The Herald first travelled to Nangang village on December 28, 2007, but we were too late. Yu had already been arrested. After half an hour six police cars arrived and briefly detained us too.

Days before Yu's arrest a bold manifesto began circulating on the internet in his name. Similar manifestos were soon issued in the names of farmers involved in other epic land disputes in Shaanxi, Tianjin and Jiangsu provinces. They caught the attention of China journalists, scholars and analysts because they called for individual rural land ownership, in breach of the Chinese Constitution's requirement of collective ownership.

''If the movement indeed takes off, it will be a true, true, bottom-up land revolution,'' wrote Professor Fei-Ling Wang, of Georgia Institute of Technology, at the time.

Yu Changwu says he has no idea who wrote the revolutionary manifesto issued in his name together with a leader from another village, Wang Guilin. Yu is yet to learn how to use a computer and can barely read. ''We definitely don't want privatisation; we want collective land ownership and household distribution,'' says Yu, echoing official government policy.

Indeed, the undated handwritten land declaration signed by Yu and six other elected village leaders reads: ''We urgently demand turning back 966 hectares of collective land in Nangang village and safeguard the collective land ownership.'' Nevertheless, Yu was sentenced without court proceedings for ''disturbing socialist order'', involving 18 months of ''re-education'' making chemical fertiliser and packaging chopsticks.

Occasionally he would overhear chatter from his captors: ''What are you doing this afternoon? I'm going to see my land. How much rent are you getting ? ''

His comrade-in-arms, Wang Guilin, served an 18-month sentence for subversion. Li Zhiying, the Beijing land activist, hints at why Yu's records differ so greatly from the internet declaration and international media reports.

''I planned it all,'' Li says. ''Of course I'm sorry about their imprisonment, but I do not feel guilty. This is China, there is nothing one can do. Personal sacrifice is necessary for the state to progress. Yu Changwu and Wang Guilin may not be aware of how significant this was in Chinese history.''

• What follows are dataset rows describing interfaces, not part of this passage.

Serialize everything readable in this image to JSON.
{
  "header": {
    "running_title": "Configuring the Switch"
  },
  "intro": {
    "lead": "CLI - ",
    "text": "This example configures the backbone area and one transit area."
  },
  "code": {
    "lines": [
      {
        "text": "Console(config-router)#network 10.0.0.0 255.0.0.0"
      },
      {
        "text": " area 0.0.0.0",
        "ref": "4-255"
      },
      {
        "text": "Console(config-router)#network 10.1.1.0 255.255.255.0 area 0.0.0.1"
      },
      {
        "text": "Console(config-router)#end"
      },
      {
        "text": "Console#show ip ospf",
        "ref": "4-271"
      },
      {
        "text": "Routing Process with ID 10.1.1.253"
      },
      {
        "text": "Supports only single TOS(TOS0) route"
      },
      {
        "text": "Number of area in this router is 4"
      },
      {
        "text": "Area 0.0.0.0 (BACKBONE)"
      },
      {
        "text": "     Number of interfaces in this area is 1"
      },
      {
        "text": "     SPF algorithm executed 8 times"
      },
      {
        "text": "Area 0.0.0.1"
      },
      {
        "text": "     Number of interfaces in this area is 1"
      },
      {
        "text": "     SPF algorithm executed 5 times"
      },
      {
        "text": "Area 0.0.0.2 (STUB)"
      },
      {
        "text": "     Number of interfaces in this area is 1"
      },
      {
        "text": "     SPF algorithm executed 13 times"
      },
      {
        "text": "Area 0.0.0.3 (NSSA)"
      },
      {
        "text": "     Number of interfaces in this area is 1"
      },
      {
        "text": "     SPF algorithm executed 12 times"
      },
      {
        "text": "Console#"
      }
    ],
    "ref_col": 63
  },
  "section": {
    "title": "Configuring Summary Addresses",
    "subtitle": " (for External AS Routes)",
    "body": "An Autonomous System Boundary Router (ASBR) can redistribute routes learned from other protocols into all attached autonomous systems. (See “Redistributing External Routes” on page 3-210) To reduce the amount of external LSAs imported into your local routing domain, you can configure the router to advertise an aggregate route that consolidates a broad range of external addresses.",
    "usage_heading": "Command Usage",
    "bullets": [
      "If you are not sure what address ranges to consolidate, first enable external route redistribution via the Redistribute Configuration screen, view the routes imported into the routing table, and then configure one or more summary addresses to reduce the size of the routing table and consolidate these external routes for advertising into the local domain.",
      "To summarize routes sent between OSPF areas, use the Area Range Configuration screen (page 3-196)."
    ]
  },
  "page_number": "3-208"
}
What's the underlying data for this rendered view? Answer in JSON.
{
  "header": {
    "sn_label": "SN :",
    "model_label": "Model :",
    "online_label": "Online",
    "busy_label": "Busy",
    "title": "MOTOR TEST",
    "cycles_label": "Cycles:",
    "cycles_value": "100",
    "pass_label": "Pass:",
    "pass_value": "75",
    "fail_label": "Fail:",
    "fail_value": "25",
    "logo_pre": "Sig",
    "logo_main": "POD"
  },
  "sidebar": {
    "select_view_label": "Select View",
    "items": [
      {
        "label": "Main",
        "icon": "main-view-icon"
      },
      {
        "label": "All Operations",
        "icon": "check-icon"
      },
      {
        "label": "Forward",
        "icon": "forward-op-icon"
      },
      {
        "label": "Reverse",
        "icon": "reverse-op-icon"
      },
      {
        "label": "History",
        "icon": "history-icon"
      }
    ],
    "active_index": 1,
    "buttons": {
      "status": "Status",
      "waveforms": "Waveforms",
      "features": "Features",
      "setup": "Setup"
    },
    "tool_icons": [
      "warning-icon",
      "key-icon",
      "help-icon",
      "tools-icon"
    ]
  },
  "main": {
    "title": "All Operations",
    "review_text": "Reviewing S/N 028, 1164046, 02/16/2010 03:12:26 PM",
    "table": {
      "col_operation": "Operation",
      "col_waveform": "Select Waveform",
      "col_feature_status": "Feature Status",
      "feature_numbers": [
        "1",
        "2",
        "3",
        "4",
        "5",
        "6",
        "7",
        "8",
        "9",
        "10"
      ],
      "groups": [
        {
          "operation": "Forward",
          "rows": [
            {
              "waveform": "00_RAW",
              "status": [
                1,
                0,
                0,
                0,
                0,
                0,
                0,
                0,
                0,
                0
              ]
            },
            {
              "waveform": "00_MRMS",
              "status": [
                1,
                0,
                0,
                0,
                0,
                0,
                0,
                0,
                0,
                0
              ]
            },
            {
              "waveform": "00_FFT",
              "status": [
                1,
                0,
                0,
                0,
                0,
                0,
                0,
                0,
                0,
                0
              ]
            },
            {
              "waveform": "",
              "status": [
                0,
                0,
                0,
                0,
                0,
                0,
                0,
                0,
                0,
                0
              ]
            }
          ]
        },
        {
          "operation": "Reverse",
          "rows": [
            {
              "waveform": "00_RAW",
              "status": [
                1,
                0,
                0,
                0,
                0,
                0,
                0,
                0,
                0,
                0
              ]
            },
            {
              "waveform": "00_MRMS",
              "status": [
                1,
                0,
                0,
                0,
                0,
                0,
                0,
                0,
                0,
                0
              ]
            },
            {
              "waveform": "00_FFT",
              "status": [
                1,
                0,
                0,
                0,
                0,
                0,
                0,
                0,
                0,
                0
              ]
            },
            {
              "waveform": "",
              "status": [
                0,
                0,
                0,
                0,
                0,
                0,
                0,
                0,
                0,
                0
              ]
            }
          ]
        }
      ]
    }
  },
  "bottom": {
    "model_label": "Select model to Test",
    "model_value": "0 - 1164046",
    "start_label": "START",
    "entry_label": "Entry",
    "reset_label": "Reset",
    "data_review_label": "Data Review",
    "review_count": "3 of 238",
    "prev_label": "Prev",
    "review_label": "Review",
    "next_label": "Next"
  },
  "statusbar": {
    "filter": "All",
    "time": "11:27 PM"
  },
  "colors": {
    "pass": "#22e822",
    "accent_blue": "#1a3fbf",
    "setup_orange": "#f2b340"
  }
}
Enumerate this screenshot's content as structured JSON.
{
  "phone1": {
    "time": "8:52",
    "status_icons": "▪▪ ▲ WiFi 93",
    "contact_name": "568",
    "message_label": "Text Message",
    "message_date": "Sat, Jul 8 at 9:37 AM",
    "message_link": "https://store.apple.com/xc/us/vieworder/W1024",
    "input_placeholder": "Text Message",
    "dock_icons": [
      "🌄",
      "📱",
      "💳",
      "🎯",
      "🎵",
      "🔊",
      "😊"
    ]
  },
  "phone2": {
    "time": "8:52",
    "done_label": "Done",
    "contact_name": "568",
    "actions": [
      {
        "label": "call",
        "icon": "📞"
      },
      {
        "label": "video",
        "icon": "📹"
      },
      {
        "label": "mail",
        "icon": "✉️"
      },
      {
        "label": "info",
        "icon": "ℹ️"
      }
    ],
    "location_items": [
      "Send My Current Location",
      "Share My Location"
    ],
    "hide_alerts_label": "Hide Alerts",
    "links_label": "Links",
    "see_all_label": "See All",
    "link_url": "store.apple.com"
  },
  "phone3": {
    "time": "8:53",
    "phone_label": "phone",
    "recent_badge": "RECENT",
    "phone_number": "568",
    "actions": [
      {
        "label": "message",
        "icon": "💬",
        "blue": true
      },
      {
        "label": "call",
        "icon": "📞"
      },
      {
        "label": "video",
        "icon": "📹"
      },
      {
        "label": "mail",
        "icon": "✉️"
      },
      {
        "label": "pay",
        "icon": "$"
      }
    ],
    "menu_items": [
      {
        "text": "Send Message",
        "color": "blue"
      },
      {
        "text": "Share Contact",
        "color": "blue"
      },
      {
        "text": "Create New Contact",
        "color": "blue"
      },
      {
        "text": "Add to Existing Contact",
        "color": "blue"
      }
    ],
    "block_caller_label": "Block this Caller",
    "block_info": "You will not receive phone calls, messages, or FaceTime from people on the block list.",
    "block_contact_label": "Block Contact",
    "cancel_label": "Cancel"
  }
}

The Fujin government did not reply to questions. But the Herald has obtained the Fujin Propaganda Bureau's 2008 response to questions from the central government.

''The land conflict became worse since 2007 because of the cheating and lies of overseas anti-Chinese forces and media together with illegal practitioners,'' it said. ''But we have solved most problems based on their requests and farmers were basically satisfied and social stability has been maintained.''

Activist Li Zhiying says the Fujin land saga was even used as a negative case study at the third plenum of the 17th Communist Party Congress in October 2008. President Hu Jintao had prepared the plenum to implement sweeping reforms to protect farmer's land rights, but he made little progress.

No officials involved in the Fujin dispute have been publicly disciplined. Many have been promoted.

In March last year 400 farmers at Changchunlin, Wang Guilin's village, attempted to replicate the earlier land redistribution, but they were attacked by 100 police and ''black society'' gangs, according to witnesses.

Yu and Wang Guiln were both released in June last year. Fifteen years of fighting for their land and dignity has taken a toll. ''Wang Guilin was bought off by the government,'' Yu says. ''They gave him 20 hectares. They offered me 50.''

Yu refused. He won't accept anything other than the return of all the village land. The farmers who once rallied to Yu's support still have only half their land, but they are wearying. ''I no longer have the influence in my village to organise anything like dividing land again,'' Yu says.

Hi mother, in the now-booming city of Yantai, is 84. Yu hasn't seen her since he left the army 30 years ago. At first Yu couldn't afford the train fare home. But since starting his epic struggle he can't bear to go home with nothing but 700,000 yuan in debts to show for it. He's counting on this story being brought to the attention of Premier Wen Jiabao.

''I'll go back when I succeed,'' Yu says.